Adegbuyi now moves forward to a second shot at Rico Verhoeven’s heavyweight championship. He challenged Verhoeven at GLORY 22 FRANCE but was unsuccessful. However, that fight came together on relatively short notice and Adegbuyi is sure that he can mount a successful challenge if he has a full training camp.

“The first fight I didn’t have very long to prepare for, me and my team weren’t really able to study Rico too much and work out the right strategy for him. For this rematch I will have two months to prepare, so I think it will be a different fight,” he said after the fight.

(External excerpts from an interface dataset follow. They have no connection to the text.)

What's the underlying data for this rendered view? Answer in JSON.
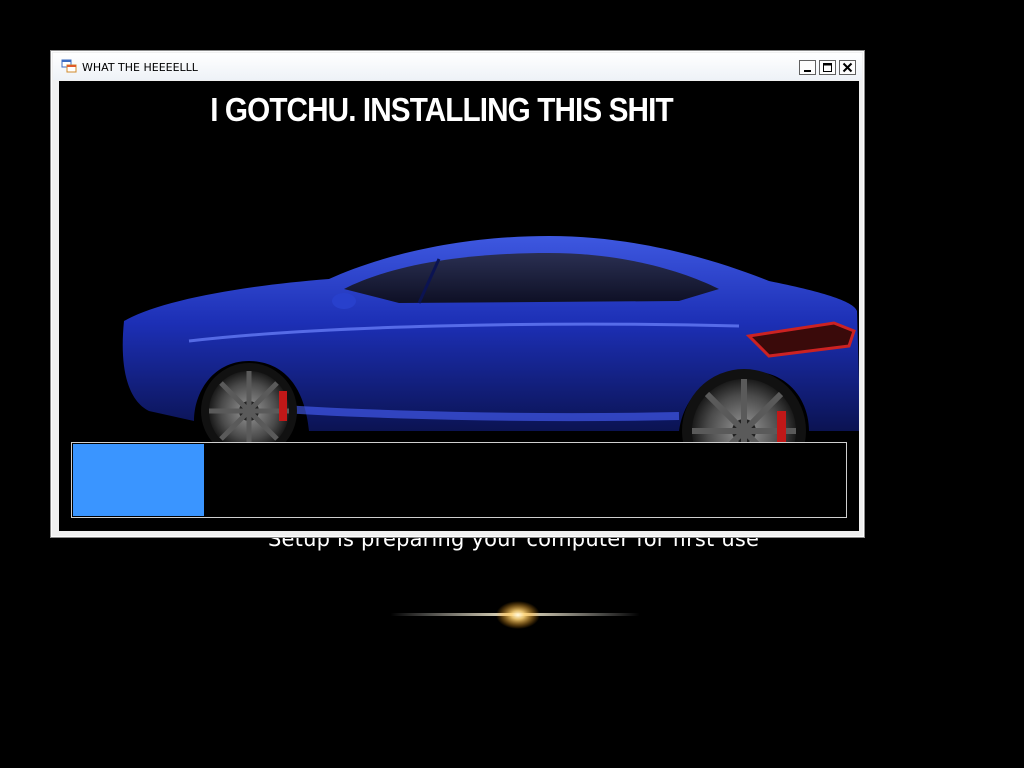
{
  "background": {
    "setup_message": "Setup is preparing your computer for first use"
  },
  "window": {
    "title": "WHAT THE HEEEELLL",
    "icon": "app-window-icon",
    "controls": [
      "minimize-icon",
      "maximize-icon",
      "close-icon"
    ]
  },
  "content": {
    "headline": "I GOTCHU. INSTALLING THIS SHIT",
    "image": "blue-sports-car"
  },
  "progress": {
    "fraction": 0.17,
    "fill_color": "#3a95ff"
  },
  "colors": {
    "desktop": "#000000",
    "window_frame": "#f0f0f0",
    "client_bg": "#000000"
  }
}
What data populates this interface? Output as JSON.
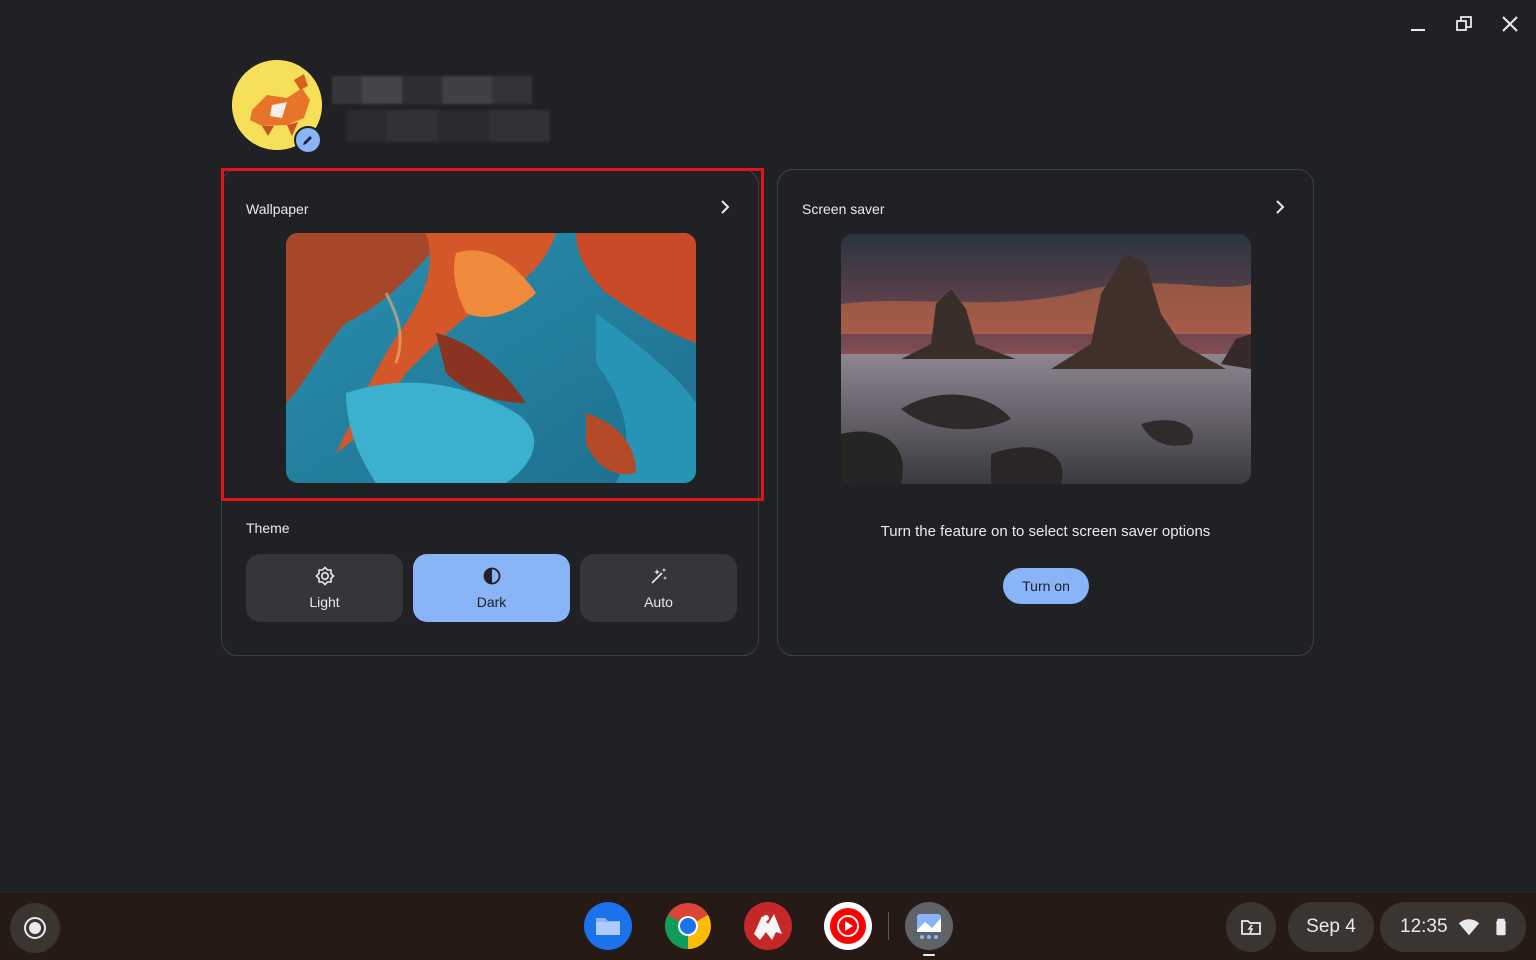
{
  "window_controls": {
    "minimize": "minimize-icon",
    "maximize": "restore-icon",
    "close": "close-icon"
  },
  "wallpaper_card": {
    "title": "Wallpaper"
  },
  "theme": {
    "label": "Theme",
    "options": [
      {
        "label": "Light",
        "icon": "brightness-icon",
        "selected": false
      },
      {
        "label": "Dark",
        "icon": "half-circle-icon",
        "selected": true
      },
      {
        "label": "Auto",
        "icon": "magic-wand-icon",
        "selected": false
      }
    ]
  },
  "screensaver_card": {
    "title": "Screen saver",
    "message": "Turn the feature on to select screen saver options",
    "button_label": "Turn on"
  },
  "shelf": {
    "apps": [
      "files-icon",
      "chrome-icon",
      "game-app-icon",
      "youtube-music-icon",
      "wallpaper-app-icon"
    ],
    "date": "Sep 4",
    "time": "12:35"
  },
  "colors": {
    "accent": "#8ab4f8",
    "highlight": "#e1141c",
    "background": "#202124"
  }
}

“I am so excited to fight in Amsterdam. It’s like the world capital of kickboxing, it’s where this all started and where so many legends coming from. The atmosphere is going to be really special, I am excited to be part of it.”

Wilnis had faced Ben Edwards in the first fight of the GLORY 24 DENVER card. Things were fairly even in the opening half of the first round as both landed with punches and kicks to the head and body, aware that they were fighting at altitude and thus looking to attack their opponent’s gas tank and fade him out.

Edwards is primarily a boxer and has serious KO power in his hands while Wilnis is the more complete kickboxer. Clean combination work came from his side, though Edwards was also flowing nicely at times and did some good work with the middle kick to the body.

Towards the end of the first Edwards looked like he was already starting to gas a little and Wilnis turned things up a bit, increasing his output and hammering away at the lead leg, classic Dutch-style combinations finishing on the low kick.

At the start of the second round things picked up where they left off. Suddenly Edwards folded over during one of the exchanges, his leg unable to stand the punishment. Wilnis poured the pressure on and hammered away at the leg, forcing Edwards to drop to the canvas for the first knockdown of the fight.

On the restart it was obvious that Edwards needed a quick overhand right KO. That was his only hope, but it wasn’t happening. Wilnis is on peak form right now and saw his path to victory. He used head kicks to draw Edwards’ attention upwards then hammered low kick after low kick into Edwards’ tenderized leg. It was too much for the Australian to bear. His leg on fire with pain, he went down again. Two knockdowns in one round meant the fight was immediately ended under Glory Tournament Rules.

The second semi-final fight, Benjamin Adegbuyi against Mladen Brestovac, was a great example of technical heavyweight kickboxing, two well-trained and intelligent fighters using timing and setups rather than looking to land a one-off power bomb.

Adegbuyi’s training camp saw him spend three weeks in Manchester, England as a sparring partner for heavyweight boxer Tyson Fury, who will soon fight Wladimir Klitschko for the world heavyweight championship. He said the camp did a lot to improve his boxing and that was immediately evident in his crisp jab.

Brestovac seemed content to move backwards and let Adegbuyi come forward. That proved to be a mistake as the Romanian got to work with his combinations, racking up points and doing damage. Flashes of danger came from Brestovac, his left head kick flicking out with impressive speed and power, but Adegbuyi never looked especially flustered.

Into the final round and Brestovac was clearly tired. His leg was also hurt; he kept lifting it in anticipation of a leg kick. Adegbuyi duly obliged, baiting Brestovac into position and pounding the kick in. One kick after another landed clean until Brestovac could stand no more and hit the deck for the second leg-kick finish of the tournament. 


GLORY 24 Heavyweight Contender Tournament Results: 

Benjamin Adegbuy def. Jahfarr Wilnis, Split-Decision, R3

Benjamin Adegbuyi def. Mladen Brestovac, TKO, Leg Kicks, 1:47 R3

Jahfarr Wilnis def. Ben Edwards, TKO, Leg Kicks, 1:30 R2